Smart, aggressive and liberal, she once had all the makings of a first-class journalist. Chantel and Mallard can't even have lunch together without fighting.

Last and clearly least, Chet is Chantel's co-anchor at WFDR. Although he wasn't born when President Kennedy was assassinated, he can tell you exactly where he was when Barbara Walters launched The View.

Chet believes in giving back to the community, so he's endowed a scholarship to give aspiring young anchorpersons the same opportunity he had - to get a chin transplant.
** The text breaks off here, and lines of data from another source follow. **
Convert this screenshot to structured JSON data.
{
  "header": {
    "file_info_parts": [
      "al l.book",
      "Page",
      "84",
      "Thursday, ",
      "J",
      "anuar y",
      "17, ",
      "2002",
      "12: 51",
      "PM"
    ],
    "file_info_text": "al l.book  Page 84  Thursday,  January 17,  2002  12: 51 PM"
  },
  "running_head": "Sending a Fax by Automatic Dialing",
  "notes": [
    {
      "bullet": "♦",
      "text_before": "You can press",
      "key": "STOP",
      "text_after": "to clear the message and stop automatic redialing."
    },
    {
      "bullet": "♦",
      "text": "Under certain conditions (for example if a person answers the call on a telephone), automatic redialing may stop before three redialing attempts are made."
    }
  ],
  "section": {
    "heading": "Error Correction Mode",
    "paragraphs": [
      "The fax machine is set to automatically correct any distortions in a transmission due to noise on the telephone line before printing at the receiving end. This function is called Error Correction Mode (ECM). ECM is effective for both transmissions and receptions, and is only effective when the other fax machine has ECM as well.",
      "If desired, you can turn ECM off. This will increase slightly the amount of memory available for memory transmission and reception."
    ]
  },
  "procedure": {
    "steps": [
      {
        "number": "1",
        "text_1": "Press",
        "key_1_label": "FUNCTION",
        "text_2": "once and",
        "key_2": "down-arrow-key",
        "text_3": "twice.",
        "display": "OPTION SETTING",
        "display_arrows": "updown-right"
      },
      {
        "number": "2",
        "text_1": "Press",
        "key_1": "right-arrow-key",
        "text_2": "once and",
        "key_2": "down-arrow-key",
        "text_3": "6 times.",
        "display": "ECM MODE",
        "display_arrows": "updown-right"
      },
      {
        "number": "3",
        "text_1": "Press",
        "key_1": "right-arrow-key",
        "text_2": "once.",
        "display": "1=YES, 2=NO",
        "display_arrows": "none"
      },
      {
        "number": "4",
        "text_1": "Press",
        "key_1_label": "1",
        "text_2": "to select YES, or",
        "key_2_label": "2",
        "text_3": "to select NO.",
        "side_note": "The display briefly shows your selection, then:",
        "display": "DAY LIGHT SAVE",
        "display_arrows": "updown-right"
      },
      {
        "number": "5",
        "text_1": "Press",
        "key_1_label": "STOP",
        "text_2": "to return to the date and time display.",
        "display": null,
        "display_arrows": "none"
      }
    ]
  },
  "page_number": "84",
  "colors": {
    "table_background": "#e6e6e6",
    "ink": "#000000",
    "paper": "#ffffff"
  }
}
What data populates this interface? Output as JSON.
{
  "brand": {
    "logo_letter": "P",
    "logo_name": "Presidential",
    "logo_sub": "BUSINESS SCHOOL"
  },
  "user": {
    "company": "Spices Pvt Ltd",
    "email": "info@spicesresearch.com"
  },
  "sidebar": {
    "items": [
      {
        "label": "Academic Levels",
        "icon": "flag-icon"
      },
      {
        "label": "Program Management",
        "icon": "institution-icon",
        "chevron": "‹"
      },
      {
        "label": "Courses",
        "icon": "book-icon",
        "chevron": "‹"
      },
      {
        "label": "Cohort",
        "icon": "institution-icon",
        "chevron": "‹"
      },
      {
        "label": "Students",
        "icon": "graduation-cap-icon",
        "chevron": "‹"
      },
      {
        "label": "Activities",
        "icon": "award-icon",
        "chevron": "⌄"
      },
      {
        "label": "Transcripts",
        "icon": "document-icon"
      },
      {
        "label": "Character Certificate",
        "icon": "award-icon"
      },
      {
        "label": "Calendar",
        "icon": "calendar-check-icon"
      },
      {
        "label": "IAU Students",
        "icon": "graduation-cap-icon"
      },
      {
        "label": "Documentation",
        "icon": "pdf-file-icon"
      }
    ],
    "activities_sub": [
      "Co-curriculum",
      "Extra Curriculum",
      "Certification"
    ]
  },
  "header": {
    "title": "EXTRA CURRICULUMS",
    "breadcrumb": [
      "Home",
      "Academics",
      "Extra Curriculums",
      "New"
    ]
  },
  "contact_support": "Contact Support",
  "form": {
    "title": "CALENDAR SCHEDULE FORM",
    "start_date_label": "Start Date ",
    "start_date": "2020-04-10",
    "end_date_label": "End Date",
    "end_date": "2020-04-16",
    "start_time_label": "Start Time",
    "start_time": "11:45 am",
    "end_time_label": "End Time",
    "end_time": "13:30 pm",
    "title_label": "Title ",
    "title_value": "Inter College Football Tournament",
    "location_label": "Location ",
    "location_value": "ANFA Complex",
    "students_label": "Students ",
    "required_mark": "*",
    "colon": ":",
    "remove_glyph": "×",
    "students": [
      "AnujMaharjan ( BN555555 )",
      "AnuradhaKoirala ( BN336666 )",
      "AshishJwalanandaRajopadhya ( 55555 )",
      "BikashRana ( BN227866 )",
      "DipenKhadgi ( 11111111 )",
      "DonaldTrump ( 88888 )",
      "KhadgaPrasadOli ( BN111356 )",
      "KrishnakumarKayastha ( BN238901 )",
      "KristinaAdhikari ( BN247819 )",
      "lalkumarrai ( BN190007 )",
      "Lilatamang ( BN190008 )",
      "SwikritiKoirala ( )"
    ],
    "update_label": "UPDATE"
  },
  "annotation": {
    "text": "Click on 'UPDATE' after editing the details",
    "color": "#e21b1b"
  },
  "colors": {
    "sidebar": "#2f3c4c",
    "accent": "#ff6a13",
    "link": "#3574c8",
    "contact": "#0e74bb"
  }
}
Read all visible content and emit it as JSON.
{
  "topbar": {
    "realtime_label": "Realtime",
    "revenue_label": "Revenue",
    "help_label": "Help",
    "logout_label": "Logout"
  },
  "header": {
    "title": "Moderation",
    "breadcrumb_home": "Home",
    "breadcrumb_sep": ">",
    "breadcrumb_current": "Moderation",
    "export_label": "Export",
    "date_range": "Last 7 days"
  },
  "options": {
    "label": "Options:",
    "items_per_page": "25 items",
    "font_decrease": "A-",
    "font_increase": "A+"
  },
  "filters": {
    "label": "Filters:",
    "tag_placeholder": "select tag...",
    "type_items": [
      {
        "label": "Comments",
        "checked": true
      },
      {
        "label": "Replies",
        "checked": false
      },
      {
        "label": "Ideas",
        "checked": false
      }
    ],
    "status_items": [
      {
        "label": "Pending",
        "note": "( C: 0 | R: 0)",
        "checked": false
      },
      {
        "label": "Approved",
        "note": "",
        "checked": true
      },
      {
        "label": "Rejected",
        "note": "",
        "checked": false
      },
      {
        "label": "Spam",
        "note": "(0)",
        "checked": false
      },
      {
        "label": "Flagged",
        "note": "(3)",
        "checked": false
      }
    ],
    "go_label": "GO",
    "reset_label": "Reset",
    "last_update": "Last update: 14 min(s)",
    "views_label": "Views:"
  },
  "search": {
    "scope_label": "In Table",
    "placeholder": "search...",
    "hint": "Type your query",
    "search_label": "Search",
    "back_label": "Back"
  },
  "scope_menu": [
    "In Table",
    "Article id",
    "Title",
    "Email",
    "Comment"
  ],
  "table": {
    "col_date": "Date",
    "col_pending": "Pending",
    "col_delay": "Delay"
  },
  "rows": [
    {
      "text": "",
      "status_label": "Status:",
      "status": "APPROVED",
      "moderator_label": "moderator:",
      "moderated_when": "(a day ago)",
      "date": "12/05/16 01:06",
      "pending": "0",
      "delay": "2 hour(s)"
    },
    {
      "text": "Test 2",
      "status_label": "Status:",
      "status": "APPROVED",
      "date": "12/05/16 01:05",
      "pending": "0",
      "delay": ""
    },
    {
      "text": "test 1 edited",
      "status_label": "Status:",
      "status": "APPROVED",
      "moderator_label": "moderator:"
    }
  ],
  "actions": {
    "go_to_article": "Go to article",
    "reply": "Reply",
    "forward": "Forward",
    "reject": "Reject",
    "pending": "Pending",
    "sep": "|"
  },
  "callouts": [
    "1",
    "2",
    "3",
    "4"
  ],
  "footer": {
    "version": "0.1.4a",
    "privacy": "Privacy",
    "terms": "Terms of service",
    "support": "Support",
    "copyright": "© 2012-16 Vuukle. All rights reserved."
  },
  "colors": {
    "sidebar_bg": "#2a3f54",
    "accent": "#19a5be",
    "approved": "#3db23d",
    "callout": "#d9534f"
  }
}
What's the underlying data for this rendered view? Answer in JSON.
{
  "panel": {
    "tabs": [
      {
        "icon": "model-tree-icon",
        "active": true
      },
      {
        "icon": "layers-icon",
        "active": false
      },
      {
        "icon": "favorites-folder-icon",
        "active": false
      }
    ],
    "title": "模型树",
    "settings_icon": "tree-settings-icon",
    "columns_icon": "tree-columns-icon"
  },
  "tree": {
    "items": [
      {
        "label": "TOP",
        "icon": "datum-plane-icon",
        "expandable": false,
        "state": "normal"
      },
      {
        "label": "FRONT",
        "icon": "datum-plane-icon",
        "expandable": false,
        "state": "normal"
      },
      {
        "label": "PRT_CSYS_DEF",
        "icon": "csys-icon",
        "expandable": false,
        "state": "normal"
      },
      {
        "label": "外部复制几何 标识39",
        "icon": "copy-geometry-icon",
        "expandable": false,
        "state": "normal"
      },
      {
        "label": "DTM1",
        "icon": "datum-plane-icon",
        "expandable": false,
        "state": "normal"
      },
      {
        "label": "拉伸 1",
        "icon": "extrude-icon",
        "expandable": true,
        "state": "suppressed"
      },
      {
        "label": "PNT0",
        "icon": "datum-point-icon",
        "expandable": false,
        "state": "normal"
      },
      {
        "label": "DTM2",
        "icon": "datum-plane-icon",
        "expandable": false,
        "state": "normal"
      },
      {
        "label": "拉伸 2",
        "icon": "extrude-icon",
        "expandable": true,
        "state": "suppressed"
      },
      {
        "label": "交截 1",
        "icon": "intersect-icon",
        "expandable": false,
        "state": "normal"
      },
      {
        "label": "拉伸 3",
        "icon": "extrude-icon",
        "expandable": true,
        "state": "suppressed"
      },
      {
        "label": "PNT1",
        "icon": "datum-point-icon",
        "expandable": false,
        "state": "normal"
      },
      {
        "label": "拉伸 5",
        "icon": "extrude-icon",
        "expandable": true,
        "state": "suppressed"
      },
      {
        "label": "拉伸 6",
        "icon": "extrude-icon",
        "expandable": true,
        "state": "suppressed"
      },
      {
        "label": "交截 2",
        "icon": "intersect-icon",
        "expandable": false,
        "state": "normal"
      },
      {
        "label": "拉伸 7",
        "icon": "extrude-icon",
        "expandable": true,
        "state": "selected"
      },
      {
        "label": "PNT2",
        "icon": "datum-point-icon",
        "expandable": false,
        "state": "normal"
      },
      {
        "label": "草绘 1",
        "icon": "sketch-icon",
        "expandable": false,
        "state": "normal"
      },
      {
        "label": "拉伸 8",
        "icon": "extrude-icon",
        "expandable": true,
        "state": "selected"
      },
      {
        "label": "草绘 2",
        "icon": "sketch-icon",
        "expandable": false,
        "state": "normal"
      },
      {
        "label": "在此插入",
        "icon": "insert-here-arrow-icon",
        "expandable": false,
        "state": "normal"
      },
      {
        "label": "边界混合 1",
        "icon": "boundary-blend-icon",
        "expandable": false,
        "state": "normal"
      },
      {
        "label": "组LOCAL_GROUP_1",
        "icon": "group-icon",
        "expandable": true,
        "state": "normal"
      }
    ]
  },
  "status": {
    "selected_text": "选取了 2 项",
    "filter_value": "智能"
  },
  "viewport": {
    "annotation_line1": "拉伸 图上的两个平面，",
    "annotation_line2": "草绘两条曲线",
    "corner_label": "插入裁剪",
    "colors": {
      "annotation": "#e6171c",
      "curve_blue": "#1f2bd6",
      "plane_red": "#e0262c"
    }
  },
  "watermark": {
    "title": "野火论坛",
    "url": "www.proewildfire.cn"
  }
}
Congressman Veneer never met a tax hike he didn't like.

When asked to come up with a mascot for The Daily Progress entertainment section, artist Tinsley showed editors three ideas: a blue hippopotamus, a big nose in tuxedo and cane, and a duck.

Tinsley says the hippo went unused for fear of offending overweight people, and the nose was axed because it would "offend people of Jewish and Mediterranean descent, not to mention Arabs and anyone else with a big nose." Tinsley says he thought his editors were kidding, but they were not.

Today, the celebrated comic strip about Tinsley's conservative reporter-duck fills the bill in nearly 400 newspapers nationwide.